A favorite among successful students, and often recommended by professors, the unique Examples & Explanations series gives you extremely clear introductions to concepts followed by realistic examples that mirror those presented in the classroom throughout the semester. Use at the beginning and midway through the semester to deepen your understanding through clear explanations, corresponding hypothetical fact patterns, and analysis. Then use to study for finals by reviewing the hypotheticals as well as the structure and reasoning behind the accompanying analysis. Designed to complement your casebook, the trusted Examples & Explanations titles get right to the point in a conversational, often humorous style that helps you learn the material each step of the way and prepare for the exam at the end of the course. The unique, time-tested Examples & Explanations series is invaluable to teach yourself the subject from the first day of class until your last review before the final. Each guide: helps you learn new material by working through chapters that explain each topic in simple language challenges your understanding with hypotheticals similar to those presented in class provides valuable opportunity to study for the final by reviewing the hypotheticals as well as the structure and reasoning behind the corresponding analysis quickly gets to the point in conversational style laced with humor remains a favorite among law school students is often recommended by professors who encourage the use of study guides works with ALL the major casebooks, suits any class on a given topic provides an alternative perspective to help you understand your casebook and in-class lectures
Author: Richard H. Fallon
Publisher: Foundation Press
Release Date: 2006-08-01

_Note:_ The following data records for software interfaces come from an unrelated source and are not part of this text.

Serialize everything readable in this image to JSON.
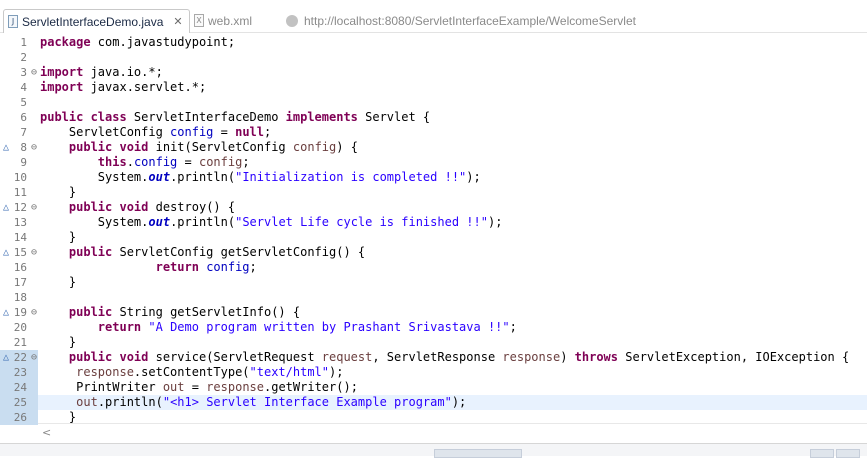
{
  "tabs": [
    {
      "label": "ServletInterfaceDemo.java",
      "icon": "java-file-icon",
      "close": "✕"
    },
    {
      "label": "web.xml",
      "icon": "xml-file-icon"
    },
    {
      "label": "http://localhost:8080/ServletInterfaceExample/WelcomeServlet",
      "icon": "globe-icon"
    }
  ],
  "colors": {
    "keyword": "#7f0055",
    "string": "#2a00ff",
    "field": "#0000c0",
    "parameter": "#6a3e3e",
    "current_line": "#e8f2fe",
    "line_number": "#787878"
  },
  "editor": {
    "current_line": 25,
    "lines": [
      {
        "n": "1",
        "tokens": [
          {
            "t": "kw",
            "v": "package"
          },
          {
            "t": "p",
            "v": " com.javastudypoint;"
          }
        ]
      },
      {
        "n": "2",
        "tokens": []
      },
      {
        "n": "3",
        "fold": "⊖",
        "tokens": [
          {
            "t": "kw",
            "v": "import"
          },
          {
            "t": "p",
            "v": " java.io.*;"
          }
        ]
      },
      {
        "n": "4",
        "tokens": [
          {
            "t": "kw",
            "v": "import"
          },
          {
            "t": "p",
            "v": " javax.servlet.*;"
          }
        ]
      },
      {
        "n": "5",
        "tokens": []
      },
      {
        "n": "6",
        "tokens": [
          {
            "t": "kw",
            "v": "public class"
          },
          {
            "t": "p",
            "v": " ServletInterfaceDemo "
          },
          {
            "t": "kw",
            "v": "implements"
          },
          {
            "t": "p",
            "v": " Servlet {"
          }
        ]
      },
      {
        "n": "7",
        "tokens": [
          {
            "t": "p",
            "v": "    ServletConfig "
          },
          {
            "t": "fld",
            "v": "config"
          },
          {
            "t": "p",
            "v": " = "
          },
          {
            "t": "kw",
            "v": "null"
          },
          {
            "t": "p",
            "v": ";"
          }
        ]
      },
      {
        "n": "8",
        "fold": "⊖",
        "override": "△",
        "tokens": [
          {
            "t": "p",
            "v": "    "
          },
          {
            "t": "kw",
            "v": "public void"
          },
          {
            "t": "p",
            "v": " init(ServletConfig "
          },
          {
            "t": "prm",
            "v": "config"
          },
          {
            "t": "p",
            "v": ") {"
          }
        ]
      },
      {
        "n": "9",
        "tokens": [
          {
            "t": "p",
            "v": "        "
          },
          {
            "t": "kw",
            "v": "this"
          },
          {
            "t": "p",
            "v": "."
          },
          {
            "t": "fld",
            "v": "config"
          },
          {
            "t": "p",
            "v": " = "
          },
          {
            "t": "prm",
            "v": "config"
          },
          {
            "t": "p",
            "v": ";"
          }
        ]
      },
      {
        "n": "10",
        "tokens": [
          {
            "t": "p",
            "v": "        System."
          },
          {
            "t": "sfld",
            "v": "out"
          },
          {
            "t": "p",
            "v": ".println("
          },
          {
            "t": "str",
            "v": "\"Initialization is completed !!\""
          },
          {
            "t": "p",
            "v": ");"
          }
        ]
      },
      {
        "n": "11",
        "tokens": [
          {
            "t": "p",
            "v": "    }"
          }
        ]
      },
      {
        "n": "12",
        "fold": "⊖",
        "override": "△",
        "tokens": [
          {
            "t": "p",
            "v": "    "
          },
          {
            "t": "kw",
            "v": "public void"
          },
          {
            "t": "p",
            "v": " destroy() {"
          }
        ]
      },
      {
        "n": "13",
        "tokens": [
          {
            "t": "p",
            "v": "        System."
          },
          {
            "t": "sfld",
            "v": "out"
          },
          {
            "t": "p",
            "v": ".println("
          },
          {
            "t": "str",
            "v": "\"Servlet Life cycle is finished !!\""
          },
          {
            "t": "p",
            "v": ");"
          }
        ]
      },
      {
        "n": "14",
        "tokens": [
          {
            "t": "p",
            "v": "    }"
          }
        ]
      },
      {
        "n": "15",
        "fold": "⊖",
        "override": "△",
        "tokens": [
          {
            "t": "p",
            "v": "    "
          },
          {
            "t": "kw",
            "v": "public"
          },
          {
            "t": "p",
            "v": " ServletConfig getServletConfig() {"
          }
        ]
      },
      {
        "n": "16",
        "tokens": [
          {
            "t": "p",
            "v": "                "
          },
          {
            "t": "kw",
            "v": "return"
          },
          {
            "t": "p",
            "v": " "
          },
          {
            "t": "fld",
            "v": "config"
          },
          {
            "t": "p",
            "v": ";"
          }
        ]
      },
      {
        "n": "17",
        "tokens": [
          {
            "t": "p",
            "v": "    }"
          }
        ]
      },
      {
        "n": "18",
        "tokens": []
      },
      {
        "n": "19",
        "fold": "⊖",
        "override": "△",
        "tokens": [
          {
            "t": "p",
            "v": "    "
          },
          {
            "t": "kw",
            "v": "public"
          },
          {
            "t": "p",
            "v": " String getServletInfo() {"
          }
        ]
      },
      {
        "n": "20",
        "tokens": [
          {
            "t": "p",
            "v": "        "
          },
          {
            "t": "kw",
            "v": "return"
          },
          {
            "t": "p",
            "v": " "
          },
          {
            "t": "str",
            "v": "\"A Demo program written by Prashant Srivastava !!\""
          },
          {
            "t": "p",
            "v": ";"
          }
        ]
      },
      {
        "n": "21",
        "tokens": [
          {
            "t": "p",
            "v": "    }"
          }
        ]
      },
      {
        "n": "22",
        "fold": "⊖",
        "override": "△",
        "stripe": true,
        "tokens": [
          {
            "t": "p",
            "v": "    "
          },
          {
            "t": "kw",
            "v": "public void"
          },
          {
            "t": "p",
            "v": " service(ServletRequest "
          },
          {
            "t": "prm",
            "v": "request"
          },
          {
            "t": "p",
            "v": ", ServletResponse "
          },
          {
            "t": "prm",
            "v": "response"
          },
          {
            "t": "p",
            "v": ") "
          },
          {
            "t": "kw",
            "v": "throws"
          },
          {
            "t": "p",
            "v": " ServletException, IOException {"
          }
        ]
      },
      {
        "n": "23",
        "stripe": true,
        "tokens": [
          {
            "t": "p",
            "v": "     "
          },
          {
            "t": "prm",
            "v": "response"
          },
          {
            "t": "p",
            "v": ".setContentType("
          },
          {
            "t": "str",
            "v": "\"text/html\""
          },
          {
            "t": "p",
            "v": ");"
          }
        ]
      },
      {
        "n": "24",
        "stripe": true,
        "tokens": [
          {
            "t": "p",
            "v": "     PrintWriter "
          },
          {
            "t": "prm",
            "v": "out"
          },
          {
            "t": "p",
            "v": " = "
          },
          {
            "t": "prm",
            "v": "response"
          },
          {
            "t": "p",
            "v": ".getWriter();"
          }
        ]
      },
      {
        "n": "25",
        "stripe": true,
        "tokens": [
          {
            "t": "p",
            "v": "     "
          },
          {
            "t": "prm",
            "v": "out"
          },
          {
            "t": "p",
            "v": ".println("
          },
          {
            "t": "str",
            "v": "\"<h1> Servlet Interface Example program\""
          },
          {
            "t": "p",
            "v": ");"
          }
        ]
      },
      {
        "n": "26",
        "stripe": true,
        "tokens": [
          {
            "t": "p",
            "v": "    }"
          }
        ]
      }
    ]
  },
  "scrollbar": {
    "left_arrow": "<"
  }
}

Informed and detailed supplement to Hart and Wechsler's The Federal Courts and The Federal System. Some topics discussed: The Development and Structure of the Federal Judicial System; Cases and Controversies; The Original Jurisdiction of the Supreme Court; The Distribution of Judicial Power Among Federal and State Courts; Review of State Court Decisions by the Supreme Court; Civil Actions in the District Courts; Federal Common Law; Jurisdiction of the District Courts; Suits Challenging Offical Action; Limitations on District Court Jurisdiction; Federal Habeas Corpus; Problems of District Court Jurisdiction; and Appellate Review of Federal Decisions.